I also had no 5 star books and only two 4.5 star. There were a lot of 4s so it wasn't a complete failure but all my best books were rereads of old favourites (usually via audiobook).
Anyway, the 4.5* were A Closed and Common Orbit and Ash and Quill.
Special mention should go to these 4* who maybe should get upgraded!
Boy on the Bridge,
The series that begins with Darker Shade of Magic grew on me and I did thoroughly enjoy that trilogy.
The same with the Lunar Chronicles, Cinder etc also grew on me but not enough to go up to 4.5*
Most unexpectedly good read was a RL reading group book A Pleasure and a Calling which was creepy in unexpected ways.
Favourite rereads in audiobook were:
Curse of Chalion, and I am currently working my way through audio rereading the Realm of the Elderlings series that begins with Assassin's Apprentice, so I can read the new trilogy by Ms Hobb.
Like so many others, A Gentleman in Moscow -- so much going on in the book that if I read it 10 times, I still wouldn't pick up all the themes and nuances. Night Circus for the same reasons (and the sheer originality of story and images).
Girls at the Kingfisher Club, an unusual reworking of Twelve Dancing Princesses (The Shoes That Were Danced to Pieces), set during Prohibition.

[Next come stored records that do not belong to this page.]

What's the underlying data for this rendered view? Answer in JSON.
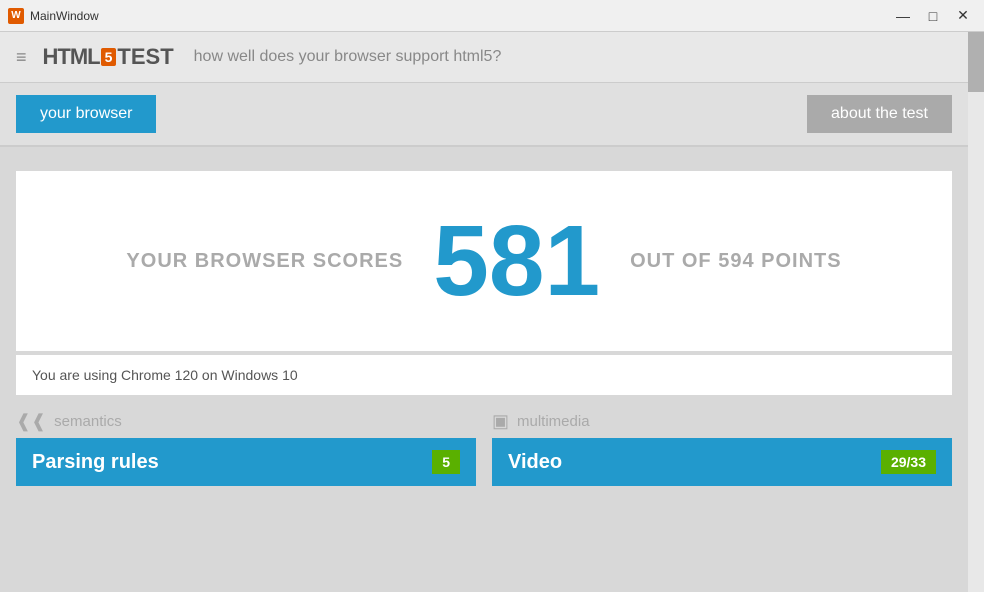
{
  "titleBar": {
    "icon": "W",
    "title": "MainWindow",
    "minimizeLabel": "—",
    "maximizeLabel": "□",
    "closeLabel": "✕"
  },
  "header": {
    "hamburgerIcon": "≡",
    "html5Label": "HTML",
    "badgeLabel": "5",
    "testLabel": "TEST",
    "tagline": "how well does your browser support html5?"
  },
  "nav": {
    "yourBrowserLabel": "your browser",
    "aboutTestLabel": "about the test"
  },
  "scoreCard": {
    "leftLabel": "YOUR BROWSER SCORES",
    "score": "581",
    "rightLabel": "OUT OF 594 POINTS"
  },
  "browserInfo": {
    "text": "You are using Chrome 120 on Windows 10"
  },
  "categories": [
    {
      "iconSymbol": "❰❰",
      "name": "semantics",
      "barLabel": "Parsing rules",
      "barScore": "5"
    },
    {
      "iconSymbol": "▣",
      "name": "multimedia",
      "barLabel": "Video",
      "barScore": "29/33"
    }
  ]
}
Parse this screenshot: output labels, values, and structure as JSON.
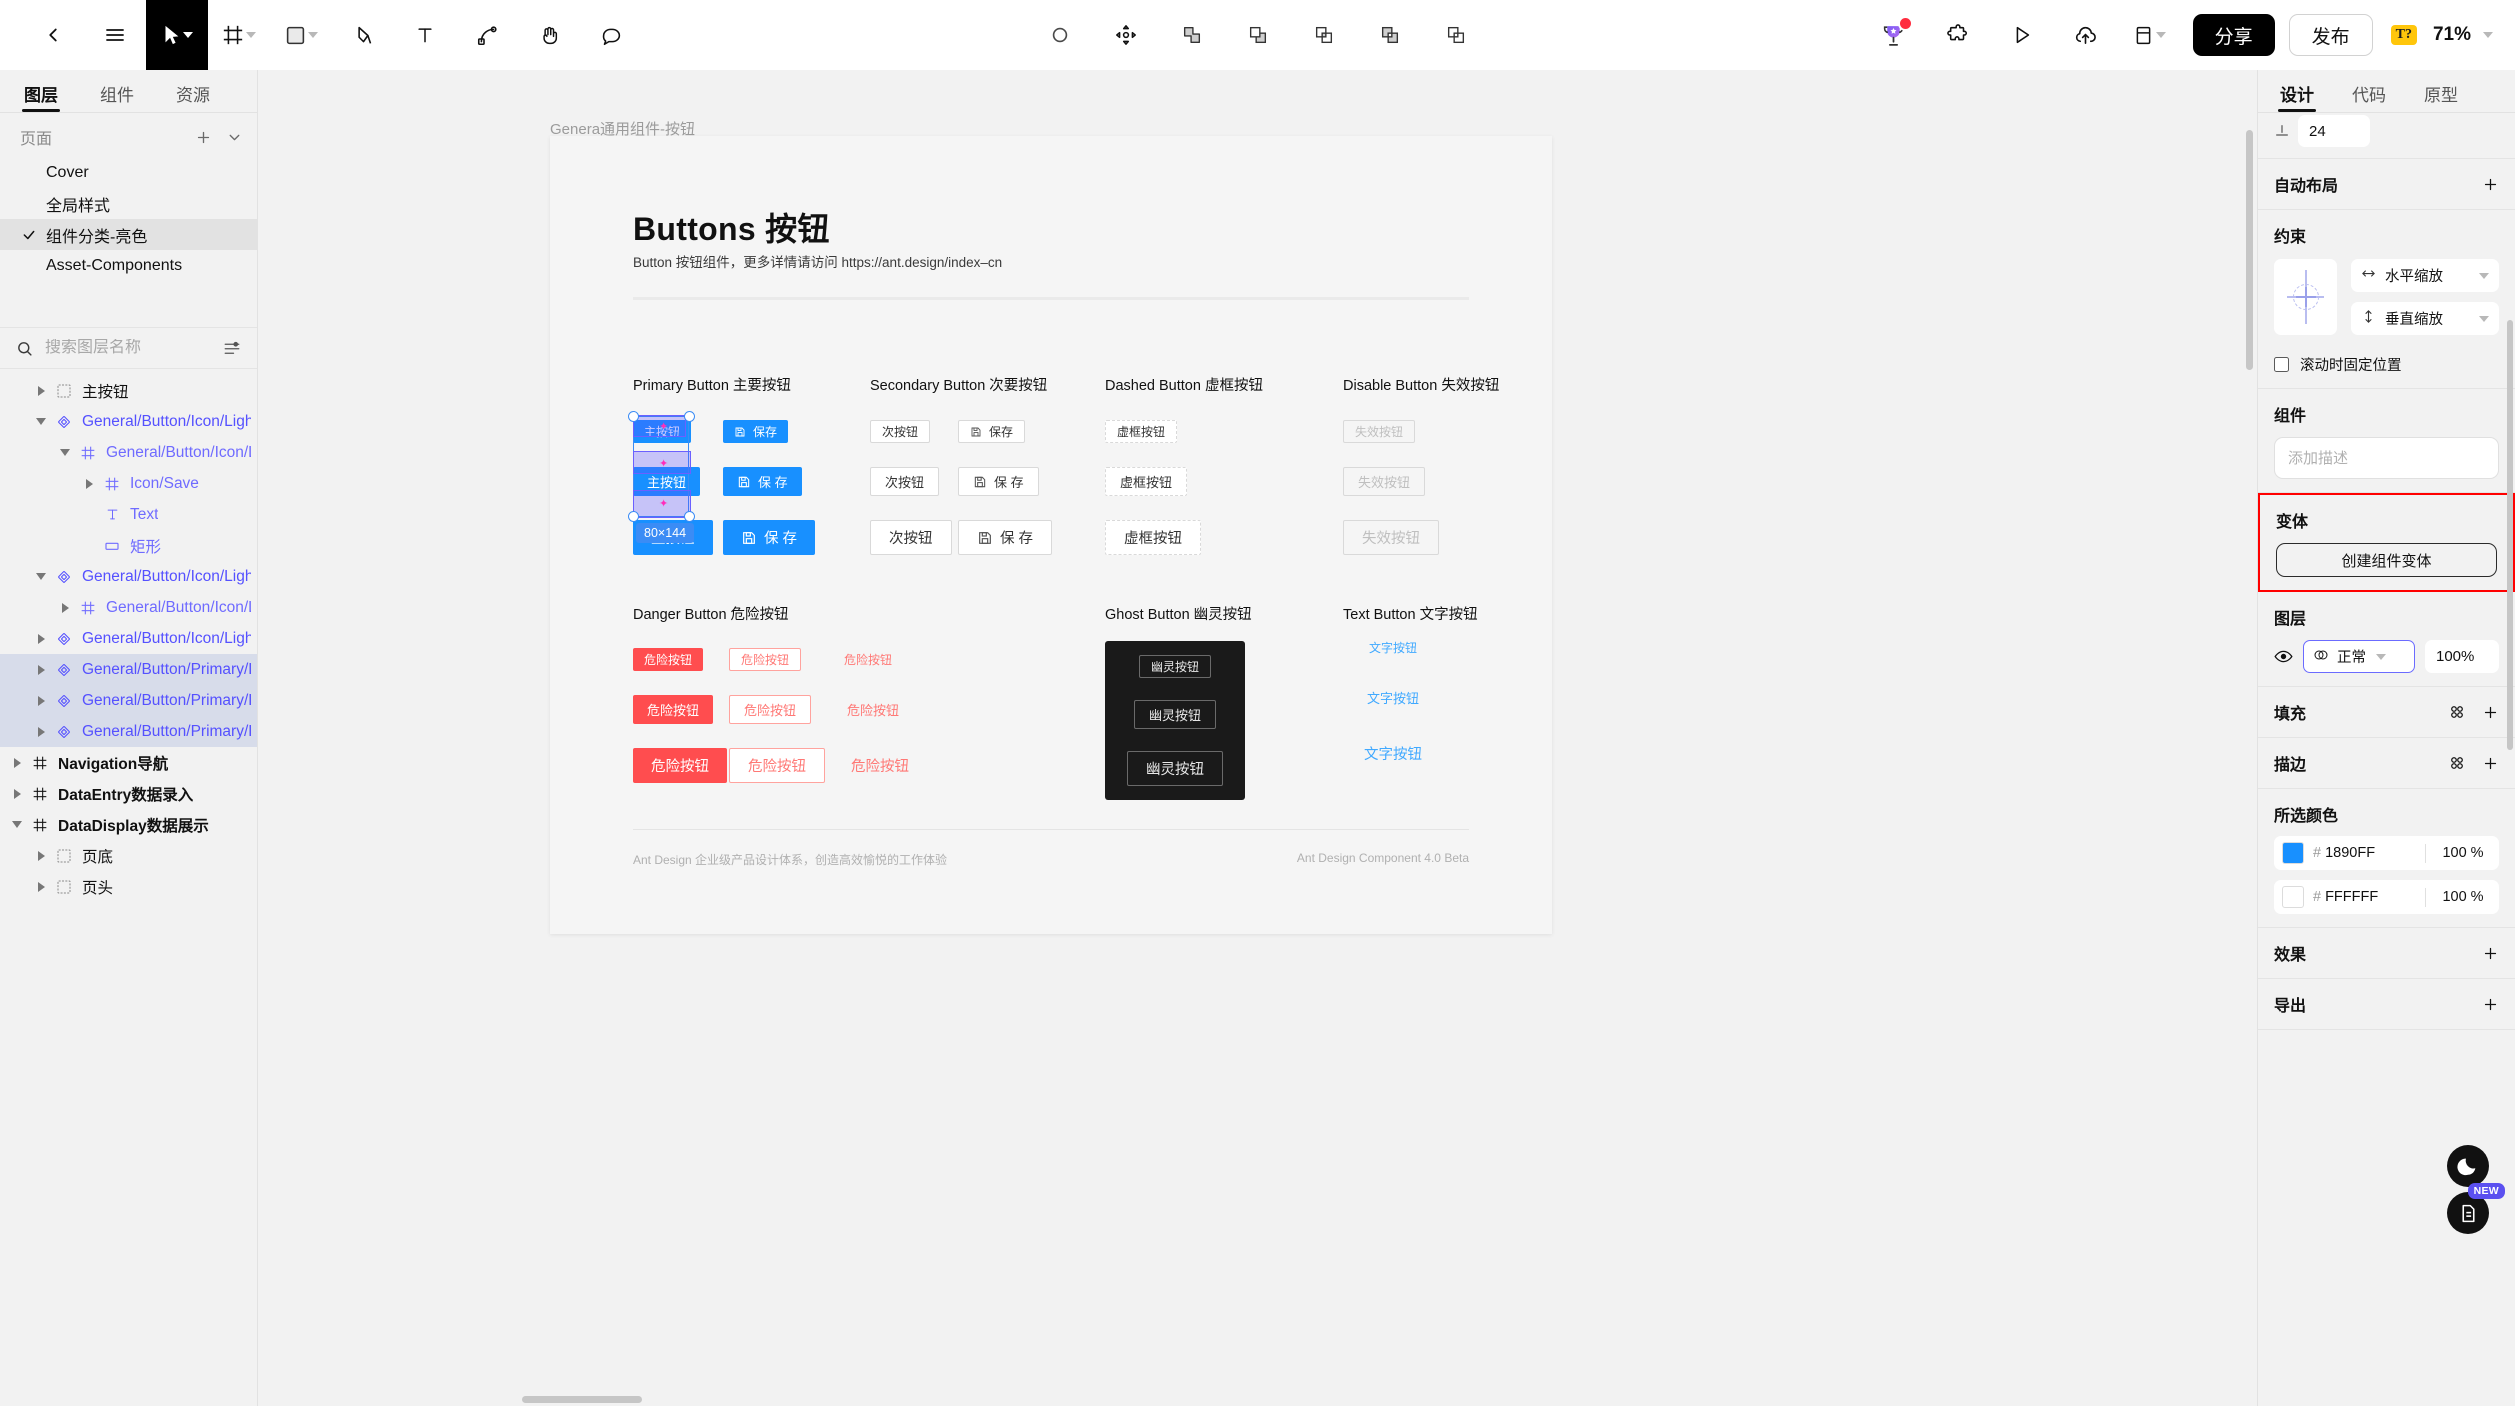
{
  "toolbar": {
    "left_tools": [
      {
        "name": "back-button",
        "icon": "chevron-left-icon"
      },
      {
        "name": "menu-button",
        "icon": "hamburger-icon"
      },
      {
        "name": "move-tool",
        "icon": "cursor-arrow-icon",
        "active": true,
        "caret": true
      },
      {
        "name": "frame-tool",
        "icon": "frame-icon",
        "caret": true
      },
      {
        "name": "shape-tool",
        "icon": "square-icon",
        "caret": true
      },
      {
        "name": "pen-tool",
        "icon": "pen-icon"
      },
      {
        "name": "text-tool",
        "icon": "text-t-icon"
      },
      {
        "name": "path-tool",
        "icon": "path-node-icon"
      },
      {
        "name": "hand-tool",
        "icon": "hand-icon"
      },
      {
        "name": "comment-tool",
        "icon": "comment-bubble-icon"
      }
    ],
    "center_tools": [
      {
        "name": "mask-tool",
        "icon": "circle-mask-icon"
      },
      {
        "name": "transform-tool",
        "icon": "move-arrows-icon"
      },
      {
        "name": "boolean-union",
        "icon": "union-icon"
      },
      {
        "name": "boolean-subtract",
        "icon": "subtract-icon"
      },
      {
        "name": "boolean-intersect",
        "icon": "intersect-icon"
      },
      {
        "name": "boolean-exclude",
        "icon": "exclude-icon"
      },
      {
        "name": "boolean-flatten",
        "icon": "flatten-icon"
      }
    ],
    "right_tools": [
      {
        "name": "rewards-button",
        "icon": "trophy-icon",
        "has_badge": true
      },
      {
        "name": "plugins-button",
        "icon": "puzzle-icon"
      },
      {
        "name": "preview-button",
        "icon": "play-icon"
      },
      {
        "name": "upload-button",
        "icon": "cloud-upload-icon"
      },
      {
        "name": "layout-grid-button",
        "icon": "panel-icon",
        "caret": true
      }
    ],
    "share_label": "分享",
    "publish_label": "发布",
    "translate_badge": "T?",
    "zoom_level": "71%"
  },
  "left_panel": {
    "tabs": [
      {
        "label": "图层",
        "active": true
      },
      {
        "label": "组件",
        "active": false
      },
      {
        "label": "资源",
        "active": false
      }
    ],
    "pages_header": "页面",
    "pages": [
      {
        "label": "Cover",
        "selected": false
      },
      {
        "label": "全局样式",
        "selected": false
      },
      {
        "label": "组件分类-亮色",
        "selected": true
      },
      {
        "label": "Asset-Components",
        "selected": false
      }
    ],
    "search_placeholder": "搜索图层名称",
    "layers": [
      {
        "label": "主按钮",
        "indent": 1,
        "arrow": "right",
        "icon": "component-set-icon",
        "style": "dark",
        "selected": false
      },
      {
        "label": "General/Button/Icon/Light/Pr...",
        "indent": 1,
        "arrow": "down",
        "icon": "component-icon",
        "style": "comp",
        "selected": false
      },
      {
        "label": "General/Button/Icon/Lig...",
        "indent": 2,
        "arrow": "down",
        "icon": "frame-icon",
        "style": "inst",
        "selected": false
      },
      {
        "label": "Icon/Save",
        "indent": 3,
        "arrow": "right",
        "icon": "frame-icon",
        "style": "inst",
        "selected": false
      },
      {
        "label": "Text",
        "indent": 3,
        "arrow": "none",
        "icon": "text-icon",
        "style": "inst",
        "selected": false
      },
      {
        "label": "矩形",
        "indent": 3,
        "arrow": "none",
        "icon": "rect-icon",
        "style": "inst",
        "selected": false
      },
      {
        "label": "General/Button/Icon/Light/Pr...",
        "indent": 1,
        "arrow": "down",
        "icon": "component-icon",
        "style": "comp",
        "selected": false
      },
      {
        "label": "General/Button/Icon/Lig...",
        "indent": 2,
        "arrow": "right",
        "icon": "frame-icon",
        "style": "inst",
        "selected": false
      },
      {
        "label": "General/Button/Icon/Light/Pr...",
        "indent": 1,
        "arrow": "right",
        "icon": "component-icon",
        "style": "comp",
        "selected": false
      },
      {
        "label": "General/Button/Primary/Ligh...",
        "indent": 1,
        "arrow": "right",
        "icon": "component-icon",
        "style": "comp",
        "selected": true
      },
      {
        "label": "General/Button/Primary/Ligh...",
        "indent": 1,
        "arrow": "right",
        "icon": "component-icon",
        "style": "comp",
        "selected": true
      },
      {
        "label": "General/Button/Primary/Ligh...",
        "indent": 1,
        "arrow": "right",
        "icon": "component-icon",
        "style": "comp",
        "selected": true
      },
      {
        "label": "Navigation导航",
        "indent": 0,
        "arrow": "right",
        "icon": "frame-icon",
        "style": "bold",
        "selected": false
      },
      {
        "label": "DataEntry数据录入",
        "indent": 0,
        "arrow": "right",
        "icon": "frame-icon",
        "style": "bold",
        "selected": false
      },
      {
        "label": "DataDisplay数据展示",
        "indent": 0,
        "arrow": "down",
        "icon": "frame-icon",
        "style": "bold",
        "selected": false
      },
      {
        "label": "页底",
        "indent": 1,
        "arrow": "right",
        "icon": "component-set-icon",
        "style": "dark",
        "selected": false
      },
      {
        "label": "页头",
        "indent": 1,
        "arrow": "right",
        "icon": "component-set-icon",
        "style": "dark",
        "selected": false
      }
    ]
  },
  "canvas": {
    "frame_label": "Genera通用组件-按钮",
    "title": "Buttons 按钮",
    "subtitle": "Button 按钮组件，更多详情请访问 https://ant.design/index–cn",
    "footer_left": "Ant Design 企业级产品设计体系，创造高效愉悦的工作体验",
    "footer_right": "Ant Design Component 4.0 Beta",
    "selection_size": "80×144",
    "sections": [
      {
        "name": "primary",
        "title": "Primary Button 主要按钮"
      },
      {
        "name": "secondary",
        "title": "Secondary Button 次要按钮"
      },
      {
        "name": "dashed",
        "title": "Dashed Button 虚框按钮"
      },
      {
        "name": "disable",
        "title": "Disable Button 失效按钮"
      },
      {
        "name": "danger",
        "title": "Danger Button 危险按钮"
      },
      {
        "name": "ghost",
        "title": "Ghost Button 幽灵按钮"
      },
      {
        "name": "text",
        "title": "Text Button 文字按钮"
      }
    ],
    "labels": {
      "primary": "主按钮",
      "save": "保存",
      "save_wide": "保 存",
      "secondary": "次按钮",
      "dashed": "虚框按钮",
      "disable": "失效按钮",
      "danger": "危险按钮",
      "ghost": "幽灵按钮",
      "text": "文字按钮"
    }
  },
  "right_panel": {
    "tabs": [
      {
        "label": "设计",
        "active": true
      },
      {
        "label": "代码",
        "active": false
      },
      {
        "label": "原型",
        "active": false
      }
    ],
    "corner_radius": "24",
    "auto_layout_title": "自动布局",
    "constraints_title": "约束",
    "horizontal_constraint": "水平缩放",
    "vertical_constraint": "垂直缩放",
    "fix_on_scroll": "滚动时固定位置",
    "component_title": "组件",
    "description_placeholder": "添加描述",
    "variants_title": "变体",
    "create_variant_label": "创建组件变体",
    "layer_title": "图层",
    "blend_mode": "正常",
    "layer_opacity": "100%",
    "fill_title": "填充",
    "stroke_title": "描边",
    "selected_colors_title": "所选颜色",
    "selected_colors": [
      {
        "hex": "1890FF",
        "opacity": "100 %",
        "swatch": "#1890ff"
      },
      {
        "hex": "FFFFFF",
        "opacity": "100 %",
        "swatch": "#ffffff"
      }
    ],
    "effects_title": "效果",
    "export_title": "导出",
    "fab_new_badge": "NEW"
  }
}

So Big by Edna Ferber. A friend praised this highly, and I'm overdue at rediscovering classics. Old-fashioned, with an admirable heroine -- left me wanting to explore more American women authors of that era.
Stuck on the fifth -- maybe The Golem and the Jinni or Girl Who Drank the Moon or Last Days of Night, but no clear favorite. If I could add one from last year, it would be Station Eleven, since that and the other four aren't just best reads of this year, but top the list of several years' worth of choices.
I had four 4.5 star fiction reads this year from two series:
Alloy of Law and Shadows of Self which are a continuation of the Mistborn series by Brandon Sanderson that I'd enjoyed so much a few years ago.
And The Fifth Season and The Stone Sky by N.K. Jemisin from a trilogy that I started this year (I only gave the middle book a 4).
If I had to pick one more from among the fours, perhaps City of Bones but there were a lot of good ones.
I had exactly five, 5* books this year:
uprooted which most of the GD enjoyed too.
Destiny's Conflict part 11 of 12 tying up many of the themes that have been developed over the last 10 books (many more years!) The final shape is beginning to emerge, and I can't wait for the conclusion, but it will be a while!
Avians a great ER title, flying girls in a steampunk SF setting. Worked just really well.
War of the Oaks which I've been looking for years, and finally found as an ebook. The first Urban Fantasy as we think of it, and really quite clever, if very much still set in the 70s
blood of the kindred which is the least serious, but features vampire elves in a romance setting and I enjoyed far more than I should.
This topic is not marked as primarily about any work, author or other topic.